Have you ever paid maybe a little too much for some item on eBay? Maybe the auction ended a little higher than you originally had hoped, but then you get the notification: You won it! Do you think think, “Whenever it comes, IF it comes, who cares?” Of course not! You’re checking that UPS tracking number every few hours. “Out for delivery!” Christ paid the highest price that could possibly be paid for the most busted up, defective stock imaginable. But in His eyes we are the pearl of great price. He sold everything that He might have us as His inheritance in glory.

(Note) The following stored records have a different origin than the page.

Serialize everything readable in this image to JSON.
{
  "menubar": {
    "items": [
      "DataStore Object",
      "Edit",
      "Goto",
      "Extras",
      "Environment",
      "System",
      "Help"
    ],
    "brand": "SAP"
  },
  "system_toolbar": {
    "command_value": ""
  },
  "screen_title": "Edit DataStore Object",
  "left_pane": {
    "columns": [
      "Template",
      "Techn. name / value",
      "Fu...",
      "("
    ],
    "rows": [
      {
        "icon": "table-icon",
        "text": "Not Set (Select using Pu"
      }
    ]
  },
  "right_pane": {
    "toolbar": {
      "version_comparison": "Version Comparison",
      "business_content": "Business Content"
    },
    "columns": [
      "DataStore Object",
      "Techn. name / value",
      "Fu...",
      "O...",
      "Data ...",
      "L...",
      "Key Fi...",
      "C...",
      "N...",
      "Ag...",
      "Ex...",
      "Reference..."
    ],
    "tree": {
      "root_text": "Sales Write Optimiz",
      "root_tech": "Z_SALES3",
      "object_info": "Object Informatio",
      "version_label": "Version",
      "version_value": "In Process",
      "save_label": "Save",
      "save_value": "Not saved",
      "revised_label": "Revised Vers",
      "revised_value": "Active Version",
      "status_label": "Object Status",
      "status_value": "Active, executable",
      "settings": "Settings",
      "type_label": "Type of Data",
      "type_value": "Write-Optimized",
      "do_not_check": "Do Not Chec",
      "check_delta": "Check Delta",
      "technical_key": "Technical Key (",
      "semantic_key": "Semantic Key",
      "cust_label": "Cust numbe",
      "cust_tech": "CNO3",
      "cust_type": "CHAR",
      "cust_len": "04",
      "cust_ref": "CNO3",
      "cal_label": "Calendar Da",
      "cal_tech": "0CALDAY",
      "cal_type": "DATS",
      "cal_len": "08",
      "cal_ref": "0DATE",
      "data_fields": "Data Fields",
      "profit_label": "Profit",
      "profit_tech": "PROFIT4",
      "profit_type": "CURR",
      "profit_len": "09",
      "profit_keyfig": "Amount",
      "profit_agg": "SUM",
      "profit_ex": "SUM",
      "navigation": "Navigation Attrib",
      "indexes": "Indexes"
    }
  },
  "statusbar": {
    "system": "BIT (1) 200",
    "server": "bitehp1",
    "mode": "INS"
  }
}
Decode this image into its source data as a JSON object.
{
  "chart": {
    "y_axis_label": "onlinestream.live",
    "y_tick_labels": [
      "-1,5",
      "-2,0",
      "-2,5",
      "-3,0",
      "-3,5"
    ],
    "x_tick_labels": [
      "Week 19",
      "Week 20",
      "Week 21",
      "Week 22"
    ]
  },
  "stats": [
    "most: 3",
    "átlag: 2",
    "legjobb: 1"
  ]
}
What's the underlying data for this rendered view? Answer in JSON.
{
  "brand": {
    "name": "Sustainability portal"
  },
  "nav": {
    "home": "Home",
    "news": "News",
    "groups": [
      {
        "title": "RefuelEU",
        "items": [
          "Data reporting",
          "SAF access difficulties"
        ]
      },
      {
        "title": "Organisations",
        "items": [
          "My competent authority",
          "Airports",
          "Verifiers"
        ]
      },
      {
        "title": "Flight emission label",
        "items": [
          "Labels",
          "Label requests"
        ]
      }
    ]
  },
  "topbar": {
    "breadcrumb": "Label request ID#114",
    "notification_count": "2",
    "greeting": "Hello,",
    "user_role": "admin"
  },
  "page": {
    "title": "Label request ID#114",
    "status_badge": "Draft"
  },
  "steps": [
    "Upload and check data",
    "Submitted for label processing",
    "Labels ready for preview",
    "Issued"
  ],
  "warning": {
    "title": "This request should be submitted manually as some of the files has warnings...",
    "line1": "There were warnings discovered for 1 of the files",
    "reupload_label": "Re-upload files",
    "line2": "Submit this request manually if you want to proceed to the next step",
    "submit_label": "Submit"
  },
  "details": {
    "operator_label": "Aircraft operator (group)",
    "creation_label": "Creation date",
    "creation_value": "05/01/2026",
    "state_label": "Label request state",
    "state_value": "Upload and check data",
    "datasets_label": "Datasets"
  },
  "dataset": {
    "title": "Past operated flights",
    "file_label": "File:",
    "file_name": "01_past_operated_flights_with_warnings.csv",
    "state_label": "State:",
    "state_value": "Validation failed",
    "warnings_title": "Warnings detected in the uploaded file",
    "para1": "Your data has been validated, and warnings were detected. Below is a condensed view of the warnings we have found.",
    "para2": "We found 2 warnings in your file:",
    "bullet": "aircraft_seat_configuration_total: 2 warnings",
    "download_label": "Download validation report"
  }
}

The third item on Paul’s list here: The immeasurable greatness of His power. There’s no power like God’s power. It can move mountains and turn back time. It can raise up kingdoms and bring them down. It can undo any effect of evil and bring the dead out of their graves. And that power is offered to us. In this prayer we catch of glimpse of the incredible package that God has put together for us. He gives us truth to guide, provision as we go, power to do the impossible. How then can we know the mighty strength of God, if that’s what He wants for us? Should we expect to break the laws of nature at will or immediately topple every enemy? Escape any trouble? Miracles like that do happen. But the Bible explains that there are many other ways by which we know the Lord’s matchless strength. We know it by being full of the Holy Spirit (2 Timothy 1:7). We know it by being full of joy (Nehemiah 8:10). We know it by being faced with impossible circumstances (Joshua 1:8-9). And God’s strength is made perfect in our weakness (2 Corinthians 12:9).
Usually we are most interested in the mountain-shaking kind of power, but it is a transformed life that makes a greater difference in this world. The fact that Paul healed some people and had a brilliant intellect was less astounding than the fact that “he who formerly persecuted [them] now preaches the faith he once tried to destroy.” Those who heard that glorified God.
Paul’s prayer for these precious Christians was that they would know what was theirs to receive as children of God and that their love and strength and wisdom would grow and grow. He would wrap up his letter in chapter 6 by saying, “A final word: Be strong in the Lord.” How? We see it here in verse 19: Through belief. Christ has done what is necessary. He has made the way. He has invited us to take it and supplied all we need for the journey. Will we believe and obey?
Remember, this letter is not just some formality or courteous tradition. This is the path forward. This is the way to take that we might lay hold of all that Christ has won for us and promised to us. This is how we can know the power of His resurrection and be transformed from our humble condition into His glorious image.
Today, if you’re not a Christian what Paul has been praying about is not directed at you. These are hopes and plans and promises made for those who are in Christ. If you die without being born again, you get none of it. And, along the way, you do not have access to the riches of God’s grace. But you don’t have to stay that way. Jesus Christ really came from heaven to earth, lived a sinless life, died on a cross and rose again. He’s alive today and His desire is for you! He knows you and loves you more than you could ever comprehend. You are a precious jewel He wants to retrieve from the crust of the earth. But He won’t force you. He waits for you to surrender and accept His free offer of salvation. There’s no work you need to do, no price you can pay. It is by grace, through faith that you are saved. If you confess with your mouth Jesus as Lord and believe in your heart that God has raised Him from the dead, you will be saved. Saved from all the wrong things you’ve ever done. Saved from hell and adopted into the family of God, immediately being granted all the privileges of being a child of our heavenly Father. Call on the name of Jesus Christ. Tell Him you believe and will go His way. Begin your life of faith and start to know and then grow with us in His hope, grace and strength.